(Saved data entries)
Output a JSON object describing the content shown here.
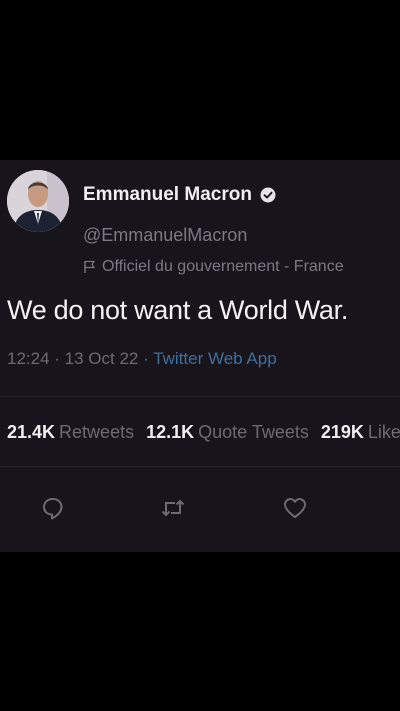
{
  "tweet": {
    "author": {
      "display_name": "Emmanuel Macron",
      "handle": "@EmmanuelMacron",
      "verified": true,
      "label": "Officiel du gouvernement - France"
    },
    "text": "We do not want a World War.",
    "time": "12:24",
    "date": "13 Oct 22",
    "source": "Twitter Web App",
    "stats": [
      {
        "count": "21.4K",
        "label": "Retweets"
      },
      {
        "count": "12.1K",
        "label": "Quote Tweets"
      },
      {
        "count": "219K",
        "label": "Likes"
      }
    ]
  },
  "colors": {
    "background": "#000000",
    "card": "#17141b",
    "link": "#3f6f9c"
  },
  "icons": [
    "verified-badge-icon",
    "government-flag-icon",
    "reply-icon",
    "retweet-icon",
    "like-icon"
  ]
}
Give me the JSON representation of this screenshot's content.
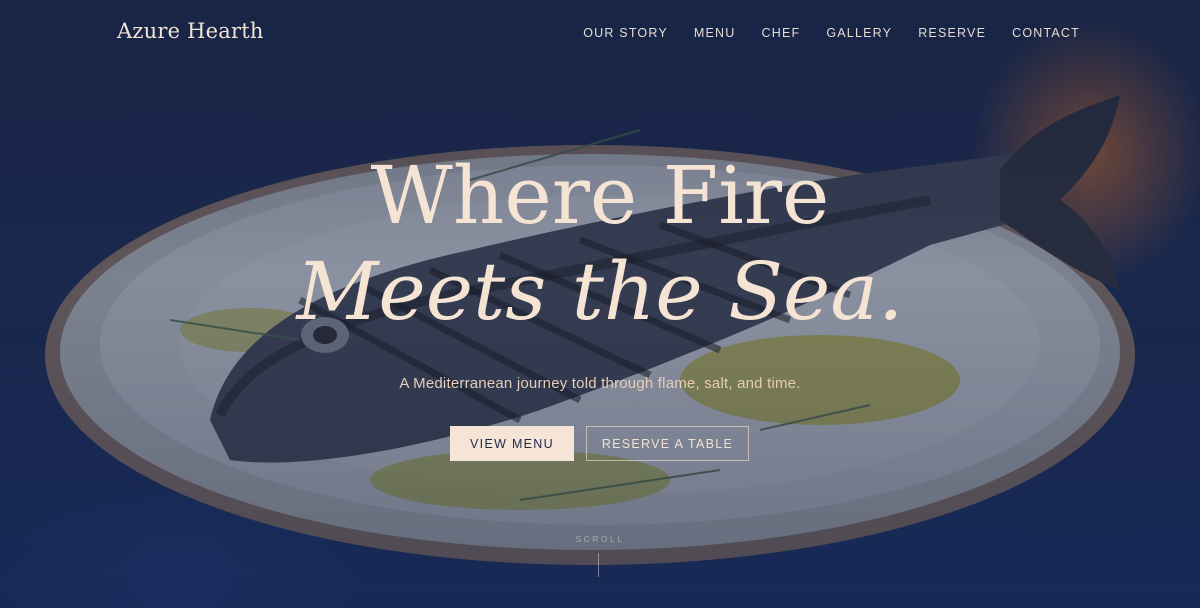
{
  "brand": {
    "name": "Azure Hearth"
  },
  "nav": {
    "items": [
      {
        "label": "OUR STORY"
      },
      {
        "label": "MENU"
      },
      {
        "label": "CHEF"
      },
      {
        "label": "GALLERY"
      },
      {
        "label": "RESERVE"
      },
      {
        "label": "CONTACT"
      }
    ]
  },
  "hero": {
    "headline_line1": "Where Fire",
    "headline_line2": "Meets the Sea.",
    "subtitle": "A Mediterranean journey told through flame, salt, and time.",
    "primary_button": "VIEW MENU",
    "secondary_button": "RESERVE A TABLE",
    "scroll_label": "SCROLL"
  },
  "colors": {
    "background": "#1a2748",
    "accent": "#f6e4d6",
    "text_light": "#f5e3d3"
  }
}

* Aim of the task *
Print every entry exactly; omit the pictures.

* Reply to the task *
Output a JSON object describing the content shown here.
{
  "tweet": {
    "author": {
      "display_name": "Emmanuel Macron",
      "handle": "@EmmanuelMacron",
      "verified": true,
      "label": "Officiel du gouvernement - France"
    },
    "text": "We do not want a World War.",
    "time": "12:24",
    "date": "13 Oct 22",
    "source": "Twitter Web App",
    "stats": [
      {
        "count": "21.4K",
        "label": "Retweets"
      },
      {
        "count": "12.1K",
        "label": "Quote Tweets"
      },
      {
        "count": "219K",
        "label": "Likes"
      }
    ]
  },
  "colors": {
    "background": "#000000",
    "card": "#17141b",
    "link": "#3f6f9c"
  },
  "icons": [
    "verified-badge-icon",
    "government-flag-icon",
    "reply-icon",
    "retweet-icon",
    "like-icon"
  ]
}
Give me the JSON representation of this screenshot's content.
{
  "brand": {
    "name": "Azure Hearth"
  },
  "nav": {
    "items": [
      {
        "label": "OUR STORY"
      },
      {
        "label": "MENU"
      },
      {
        "label": "CHEF"
      },
      {
        "label": "GALLERY"
      },
      {
        "label": "RESERVE"
      },
      {
        "label": "CONTACT"
      }
    ]
  },
  "hero": {
    "headline_line1": "Where Fire",
    "headline_line2": "Meets the Sea.",
    "subtitle": "A Mediterranean journey told through flame, salt, and time.",
    "primary_button": "VIEW MENU",
    "secondary_button": "RESERVE A TABLE",
    "scroll_label": "SCROLL"
  },
  "colors": {
    "background": "#1a2748",
    "accent": "#f6e4d6",
    "text_light": "#f5e3d3"
  }
}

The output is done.